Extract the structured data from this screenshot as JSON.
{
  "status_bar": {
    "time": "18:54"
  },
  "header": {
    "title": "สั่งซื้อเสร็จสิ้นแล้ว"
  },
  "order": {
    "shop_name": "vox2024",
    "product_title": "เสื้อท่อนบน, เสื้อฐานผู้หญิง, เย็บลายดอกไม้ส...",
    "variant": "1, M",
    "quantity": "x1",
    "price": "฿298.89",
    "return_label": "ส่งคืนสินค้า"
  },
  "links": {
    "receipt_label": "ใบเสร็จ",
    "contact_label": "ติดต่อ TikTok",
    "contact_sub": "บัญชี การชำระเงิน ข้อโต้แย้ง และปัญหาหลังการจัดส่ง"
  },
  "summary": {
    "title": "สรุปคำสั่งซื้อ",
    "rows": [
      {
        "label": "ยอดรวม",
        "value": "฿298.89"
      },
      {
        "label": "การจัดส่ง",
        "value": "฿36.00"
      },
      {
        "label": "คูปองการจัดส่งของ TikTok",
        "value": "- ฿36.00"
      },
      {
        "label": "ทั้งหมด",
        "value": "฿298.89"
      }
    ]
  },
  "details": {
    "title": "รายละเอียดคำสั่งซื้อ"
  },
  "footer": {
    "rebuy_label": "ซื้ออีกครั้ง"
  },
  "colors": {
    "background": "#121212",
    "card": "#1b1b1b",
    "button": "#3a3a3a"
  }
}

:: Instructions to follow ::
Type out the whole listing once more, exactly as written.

:: Output for this task ::
Extract the structured data from this screenshot as JSON.
{
  "status_bar": {
    "time": "18:54"
  },
  "header": {
    "title": "สั่งซื้อเสร็จสิ้นแล้ว"
  },
  "order": {
    "shop_name": "vox2024",
    "product_title": "เสื้อท่อนบน, เสื้อฐานผู้หญิง, เย็บลายดอกไม้ส...",
    "variant": "1, M",
    "quantity": "x1",
    "price": "฿298.89",
    "return_label": "ส่งคืนสินค้า"
  },
  "links": {
    "receipt_label": "ใบเสร็จ",
    "contact_label": "ติดต่อ TikTok",
    "contact_sub": "บัญชี การชำระเงิน ข้อโต้แย้ง และปัญหาหลังการจัดส่ง"
  },
  "summary": {
    "title": "สรุปคำสั่งซื้อ",
    "rows": [
      {
        "label": "ยอดรวม",
        "value": "฿298.89"
      },
      {
        "label": "การจัดส่ง",
        "value": "฿36.00"
      },
      {
        "label": "คูปองการจัดส่งของ TikTok",
        "value": "- ฿36.00"
      },
      {
        "label": "ทั้งหมด",
        "value": "฿298.89"
      }
    ]
  },
  "details": {
    "title": "รายละเอียดคำสั่งซื้อ"
  },
  "footer": {
    "rebuy_label": "ซื้ออีกครั้ง"
  },
  "colors": {
    "background": "#121212",
    "card": "#1b1b1b",
    "button": "#3a3a3a"
  }
}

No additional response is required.